Client Alert: OSHA Changes Guidance for Reporting Cases of Coronavirus (COVID-19) in the Workplace

On May 19, the Occupational Safety and Health Administration announced changes to its previously issued guidance on reporting COVID-19 in the workplace, effectively reversing its six-week old policy which allowed a lesser standard of inquiry for employers outside the health care industry, emergency response organizations and correctional institutions. OSHA’s new guidance demands that all employers conduct investigations of all COVID-19 cases. OSHA further now requires employers to take into account “all reasonable available evidence” when determining whether a COVID-19 case is work-related, and specifically warns employers that the determination must be case-by-case and “cannot be reduced to a ready formula ….”

OSHA’s new guidance, which is effective May 26, is entitled Revised Enforcement Guidance for Recording Cases of Coronavirus Disease 2019 (COVID-19) and can be found here or at OSHA’s previous guidance issued April 10, and highlighted in Jackson and Campbell’s Blog on May 13, is superseded by the new guidance.

What Has Not Changed —

Elements of OSHA’s prior guidance have not changed.

COVID-19 in the workplace still is a recordable illness and must be reported in accordance with OSHA’s general regulatory requirement governing injuries and illness in the workplace.

OSHA’s reporting requirement for COVID-19 cases still is confined to (1) a confirmed COVID-19 case, as defined by the Center for Disease Control and Prevention; (2) which are determined work-related; and (3) which involve one or more of the general reporting criteria.[1]

What Has Changed —                                                              

The revisions to OSHA’s guidance are significant.

First, OSHA will no longer suspend enforcement of the requirement for employers outside the health care industry, emergency response organizations and correctional institutions, to make fact-based determinations of the work-relatedness of COVID-19 cases. All employers will be required to conduct a reasonable, good faith investigation into the work-relatedness of all COVID-19 cases.

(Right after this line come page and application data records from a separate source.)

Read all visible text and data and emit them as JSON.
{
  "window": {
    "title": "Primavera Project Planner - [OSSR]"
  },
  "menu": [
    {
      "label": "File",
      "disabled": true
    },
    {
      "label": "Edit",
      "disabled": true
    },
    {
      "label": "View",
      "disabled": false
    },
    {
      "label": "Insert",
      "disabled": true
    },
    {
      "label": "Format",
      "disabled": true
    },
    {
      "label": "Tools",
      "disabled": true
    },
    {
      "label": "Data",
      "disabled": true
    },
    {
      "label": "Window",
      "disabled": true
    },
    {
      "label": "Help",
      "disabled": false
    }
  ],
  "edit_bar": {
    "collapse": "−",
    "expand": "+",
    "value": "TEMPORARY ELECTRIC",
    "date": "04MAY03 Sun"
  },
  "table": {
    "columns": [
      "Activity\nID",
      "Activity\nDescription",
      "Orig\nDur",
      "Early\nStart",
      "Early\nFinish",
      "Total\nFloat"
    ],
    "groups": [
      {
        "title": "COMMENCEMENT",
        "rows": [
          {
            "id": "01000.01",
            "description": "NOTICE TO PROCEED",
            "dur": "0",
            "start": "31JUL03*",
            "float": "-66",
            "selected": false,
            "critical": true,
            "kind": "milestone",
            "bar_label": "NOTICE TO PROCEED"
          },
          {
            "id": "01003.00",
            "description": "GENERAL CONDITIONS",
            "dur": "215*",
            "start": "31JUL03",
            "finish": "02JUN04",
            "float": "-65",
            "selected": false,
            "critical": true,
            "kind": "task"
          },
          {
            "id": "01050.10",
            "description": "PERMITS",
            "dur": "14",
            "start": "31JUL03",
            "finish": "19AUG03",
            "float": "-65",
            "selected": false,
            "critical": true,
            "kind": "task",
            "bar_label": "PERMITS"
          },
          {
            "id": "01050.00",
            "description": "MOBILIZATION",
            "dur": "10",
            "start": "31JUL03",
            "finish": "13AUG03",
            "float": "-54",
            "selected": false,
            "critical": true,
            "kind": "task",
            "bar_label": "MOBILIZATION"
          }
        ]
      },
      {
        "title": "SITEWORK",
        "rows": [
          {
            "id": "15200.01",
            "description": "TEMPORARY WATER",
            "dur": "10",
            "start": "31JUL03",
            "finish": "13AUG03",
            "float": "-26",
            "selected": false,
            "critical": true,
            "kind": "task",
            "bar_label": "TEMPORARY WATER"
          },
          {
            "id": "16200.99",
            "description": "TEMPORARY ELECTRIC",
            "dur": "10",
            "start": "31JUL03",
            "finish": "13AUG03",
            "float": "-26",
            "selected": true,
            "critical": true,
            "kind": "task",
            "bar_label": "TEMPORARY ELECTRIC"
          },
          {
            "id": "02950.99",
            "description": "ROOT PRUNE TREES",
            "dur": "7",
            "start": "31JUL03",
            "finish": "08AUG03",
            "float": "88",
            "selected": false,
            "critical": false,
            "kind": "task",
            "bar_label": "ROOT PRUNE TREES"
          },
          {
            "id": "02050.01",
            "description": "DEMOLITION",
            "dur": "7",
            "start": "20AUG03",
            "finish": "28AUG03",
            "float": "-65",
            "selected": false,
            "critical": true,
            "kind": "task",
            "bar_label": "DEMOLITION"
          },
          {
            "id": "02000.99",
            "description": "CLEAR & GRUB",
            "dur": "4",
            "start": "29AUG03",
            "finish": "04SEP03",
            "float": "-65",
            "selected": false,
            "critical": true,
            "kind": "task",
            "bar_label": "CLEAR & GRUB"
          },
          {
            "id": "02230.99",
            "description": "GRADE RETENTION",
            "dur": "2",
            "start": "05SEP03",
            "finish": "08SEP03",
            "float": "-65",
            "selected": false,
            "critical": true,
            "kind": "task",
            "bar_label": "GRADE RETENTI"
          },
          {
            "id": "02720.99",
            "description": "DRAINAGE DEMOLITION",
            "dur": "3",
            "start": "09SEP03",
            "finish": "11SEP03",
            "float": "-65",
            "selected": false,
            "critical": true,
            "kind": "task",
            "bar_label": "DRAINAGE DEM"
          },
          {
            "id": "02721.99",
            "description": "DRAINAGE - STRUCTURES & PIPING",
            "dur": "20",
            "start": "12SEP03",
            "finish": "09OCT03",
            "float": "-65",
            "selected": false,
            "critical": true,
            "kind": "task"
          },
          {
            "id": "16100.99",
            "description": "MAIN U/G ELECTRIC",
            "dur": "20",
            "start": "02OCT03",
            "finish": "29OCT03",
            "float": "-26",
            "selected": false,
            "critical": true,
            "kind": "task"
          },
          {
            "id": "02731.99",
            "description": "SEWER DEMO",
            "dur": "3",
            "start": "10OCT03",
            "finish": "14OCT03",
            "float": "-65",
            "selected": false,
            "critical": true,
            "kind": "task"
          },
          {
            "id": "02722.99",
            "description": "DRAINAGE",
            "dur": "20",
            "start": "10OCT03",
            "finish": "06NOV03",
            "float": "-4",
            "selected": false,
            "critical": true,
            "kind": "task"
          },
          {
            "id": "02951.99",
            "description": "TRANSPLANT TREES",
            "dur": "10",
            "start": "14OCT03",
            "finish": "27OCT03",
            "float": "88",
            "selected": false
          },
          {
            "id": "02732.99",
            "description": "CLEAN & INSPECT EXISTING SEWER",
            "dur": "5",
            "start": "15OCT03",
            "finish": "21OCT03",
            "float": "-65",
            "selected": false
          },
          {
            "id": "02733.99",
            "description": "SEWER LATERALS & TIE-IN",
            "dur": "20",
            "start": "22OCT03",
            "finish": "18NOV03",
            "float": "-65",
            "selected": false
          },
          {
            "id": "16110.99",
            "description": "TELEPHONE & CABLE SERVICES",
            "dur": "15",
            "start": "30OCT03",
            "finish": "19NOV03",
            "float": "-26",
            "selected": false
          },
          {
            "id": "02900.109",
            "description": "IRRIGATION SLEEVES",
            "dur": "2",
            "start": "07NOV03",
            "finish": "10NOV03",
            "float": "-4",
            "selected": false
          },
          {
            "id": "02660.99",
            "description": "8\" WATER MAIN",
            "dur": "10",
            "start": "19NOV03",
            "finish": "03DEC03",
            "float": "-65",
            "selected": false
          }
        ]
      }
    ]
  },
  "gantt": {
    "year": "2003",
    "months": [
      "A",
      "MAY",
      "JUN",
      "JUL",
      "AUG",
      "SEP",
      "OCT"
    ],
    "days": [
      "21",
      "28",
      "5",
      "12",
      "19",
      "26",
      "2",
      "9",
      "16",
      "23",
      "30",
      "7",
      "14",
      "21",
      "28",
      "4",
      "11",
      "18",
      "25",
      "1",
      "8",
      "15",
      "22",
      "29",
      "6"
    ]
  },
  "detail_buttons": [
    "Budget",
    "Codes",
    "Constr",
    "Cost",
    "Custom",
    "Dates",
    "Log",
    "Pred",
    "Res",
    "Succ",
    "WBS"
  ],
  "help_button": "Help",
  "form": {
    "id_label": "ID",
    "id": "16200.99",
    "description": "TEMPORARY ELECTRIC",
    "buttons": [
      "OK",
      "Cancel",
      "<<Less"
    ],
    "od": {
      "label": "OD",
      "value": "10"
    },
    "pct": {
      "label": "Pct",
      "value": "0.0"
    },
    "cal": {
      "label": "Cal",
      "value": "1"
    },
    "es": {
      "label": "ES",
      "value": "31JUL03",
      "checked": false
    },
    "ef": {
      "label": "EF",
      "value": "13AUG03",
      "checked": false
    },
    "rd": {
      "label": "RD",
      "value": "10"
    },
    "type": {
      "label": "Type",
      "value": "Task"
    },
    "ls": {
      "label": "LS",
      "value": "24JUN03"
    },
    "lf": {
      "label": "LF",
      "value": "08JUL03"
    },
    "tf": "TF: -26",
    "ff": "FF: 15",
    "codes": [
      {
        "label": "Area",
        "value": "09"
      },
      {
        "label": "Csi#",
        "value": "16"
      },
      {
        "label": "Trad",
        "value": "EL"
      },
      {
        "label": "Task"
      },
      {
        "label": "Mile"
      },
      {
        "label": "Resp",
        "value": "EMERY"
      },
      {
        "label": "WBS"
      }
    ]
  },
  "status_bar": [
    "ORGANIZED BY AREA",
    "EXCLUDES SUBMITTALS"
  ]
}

Second, OSHA no longer will allow employers to base work-relatedness determinations on “objective evidence,” as stated in prior guidance. Investigations now must take into account all reasonably available information. At minimum, OSHA now requires (1) asking the employee how she believes she contracted the illness; (2) discussing with the employee, while still respecting her privacy, her work and out-of-work activities that might have lead to the illness; and, (3) a review of the employee’s work environment for potential COVID-19 exposure, including other instances of COVID-19 illness.

OSHA makes clear, however, that the minimum rarely will be sufficient. OSHA expects employers also to consider such matters as the general rate of community spread or lack of spread, statements of public health officials, media reports, industry reports, and any available medical information relevant to the individual’s health and exposure.

Third, OSHA provides the following examples of how certain information, without alternative explanations, should be outcome-determinative of the employer’s investigation:

  • COVID-19 illness is likely work-related when several cases among workers develop who work closely together and there is no alternative explanation.
  • COVID-19 illness is likely work-related if it is contracted shortly after lengthy, close exposure to a particular customer or coworker who has a confirmed case of COVID-19 and there is no alternative explanation.
  • COVID-19 illness is likely work-related if the employee’s job duties include frequent, close exposure to the general public in a locality with ongoing community transmission and there is no alternative explanation.
  • COVID-19 illness likely is not work-related if the employee is the only worker to contract COVID-19 in her vicinity and her job duties do not include having frequent contact with the general public, regardless of the rate of community spread.
  • COVID-19 illness likely is not work-related if the employee, outside the workplace, closely and frequently associates with someone (e.g., a family member, significant other, or close friend) who (i) has COVID-19; (ii) is not a coworker, and (iii) exposes the employee during the period in which the individual is likely infectious.

Fourth, OSHA makes clear that the employer’s determination is based on a “more likely than not” standard. Only when, after conducting the reasonable and good faith inquiry demanded by OSHA’s guidance, the employer cannot determine whether it is more likely than not that exposure in the workplace played a causal role with respect to a particular case of COVID-19, is the employer exempt from reporting that COVID-19 illness. Even then, OSHA reminds employers that they must respond appropriately to protect other workers in the workplace.

It is plain that the range of information which employers must consider will change over time, and from time to time, and therefore will allow OSHA ample space for second-guessing employer judgments. Employers are well advised to develop a flexible checklist of factors to consider when making work-relatedness determinations and to maintain a complete record of the decision-making process to demonstrate the reasonableness of the employer’s investigation, the employer’s ultimate decision on work-relatedness, and the employer’s steps to protect other workers.

This summary is not intended to contain legal advice or to be an exhaustive review. If you have any questions regarding this article, please contact David L. Kelleher at Jackson & Campbell, P.C.


[1] See 29 CFR 1904 and Jackson & Campbell’s Client Alert issued May 13, 2020.